As a minimum, I recommend a newer PC with HIGH quality parts, Hardware Raid 1 is essential IMHO as is UPS with automatic graceful shutdown. If your going to buy phones, try the one you have in mind first as this is the one area where the most satisfaction/disatisfaction can occur in the user experience. Asterisk@home is not really mean’t to be used in a true office environment as a permanent office phone system replacement. If you need to rely on a canned solution like Asterisk@home they you probably don’t have enough knowhow to pull off a successful office implementation over the long run IMHO.

Just thought of another thing to ask:

Is Asterisk and Digium equipment meant to work only with VOIP service? Is there any solution for standard phone service from CO?



I’m just getting my feet wet in all this, too. I was considering getting the TalkSwitch 48-CVA (hardware PBX with 4 POTS and 4 VoIP lines) for about $1900-2000, but I just found out about Asterisk. Yes, it’ll cost just as much, but I’m looking at the scalability with an * system (my sister spent $50K on her PBX phone system, and that’s a mid-priced system), since I’m going to be opening 6 more businesses in the next 2 years in a single building.

I did find some cheaper SIP phones you were asking about. I found a site called that has a range of SIP phones including some for $64 (cheaper than an analog gateway/converter, supports 1 line + call waiting), the GrandStream BudgeTone 101, and the fairly full-featured GrandStream GXP-2000 for 4 to 11 line support for $115. Of course, they have more expensive options, too, but these are the ones I’m looking at. :smile:


I think what you need (don’t quote me) to connect to POTS is an FXO, not an FXS. An FXS connects to an analog phone. You need the Digium TDM01-04B cards (1-4 FXOs) depending on your needs. It’s unlikely you’ll need any FXS’s unless your server is in the same room as your analog phone extension.


Asterisk works as a PBX replacement over PSTN lines and/or as a VOIP solution - any degree or mix therein. Part of the great benefit.

For CO lines you definately need an FXO adapter (good example that supports the cause, is Digium TDM400P w/4FXO’s).

There is a common tendancy for most to denounce the Asterisk@Home project as unworthy for business implementation (or even that you don’t know what you’r doing if you use it as mentioned in this thread). Even Digium puts it down pretty heavily. However, at the end of the day it’s an automated CentOS (Red Hat Enterprise 3 Linux) install with the Coalescent’s somewhat creaky but functional dialplan & web management interface.
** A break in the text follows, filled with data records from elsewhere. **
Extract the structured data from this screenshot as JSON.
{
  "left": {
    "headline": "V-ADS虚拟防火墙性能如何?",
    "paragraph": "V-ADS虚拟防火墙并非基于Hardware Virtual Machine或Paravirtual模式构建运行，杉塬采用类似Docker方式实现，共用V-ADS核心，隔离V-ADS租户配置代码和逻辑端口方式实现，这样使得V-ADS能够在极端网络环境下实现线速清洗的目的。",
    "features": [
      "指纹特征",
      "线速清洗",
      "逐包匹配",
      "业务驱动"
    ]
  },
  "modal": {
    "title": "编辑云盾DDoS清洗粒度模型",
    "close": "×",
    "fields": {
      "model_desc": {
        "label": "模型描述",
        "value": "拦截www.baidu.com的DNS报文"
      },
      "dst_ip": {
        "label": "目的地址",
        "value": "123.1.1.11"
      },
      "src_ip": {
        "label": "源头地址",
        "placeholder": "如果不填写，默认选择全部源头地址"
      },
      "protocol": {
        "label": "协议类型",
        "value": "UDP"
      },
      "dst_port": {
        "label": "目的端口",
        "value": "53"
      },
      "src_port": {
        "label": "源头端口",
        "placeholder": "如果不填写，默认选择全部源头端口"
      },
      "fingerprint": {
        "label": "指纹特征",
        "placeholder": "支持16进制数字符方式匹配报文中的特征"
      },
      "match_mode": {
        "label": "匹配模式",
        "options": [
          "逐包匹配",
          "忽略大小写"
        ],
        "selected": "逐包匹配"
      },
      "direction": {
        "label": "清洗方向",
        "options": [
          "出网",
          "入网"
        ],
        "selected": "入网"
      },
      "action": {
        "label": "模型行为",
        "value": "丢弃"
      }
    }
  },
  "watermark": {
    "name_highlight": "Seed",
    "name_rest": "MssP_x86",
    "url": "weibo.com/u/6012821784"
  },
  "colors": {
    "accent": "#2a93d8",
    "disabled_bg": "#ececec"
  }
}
Beyond that are just a bunch of frequently buggy extras and features you can use or ignore. Overall, it is still a relatively straightforward Asterisk install and stability has been fantastic on many installations we have setup (with our own modifications & selection of which release to use of course!). We have done it the suggested way of hand-building everything and there is control, reliability, and flexibility in that. For most users however that will never be the best fit. I would recommend you try it and judge for yourself.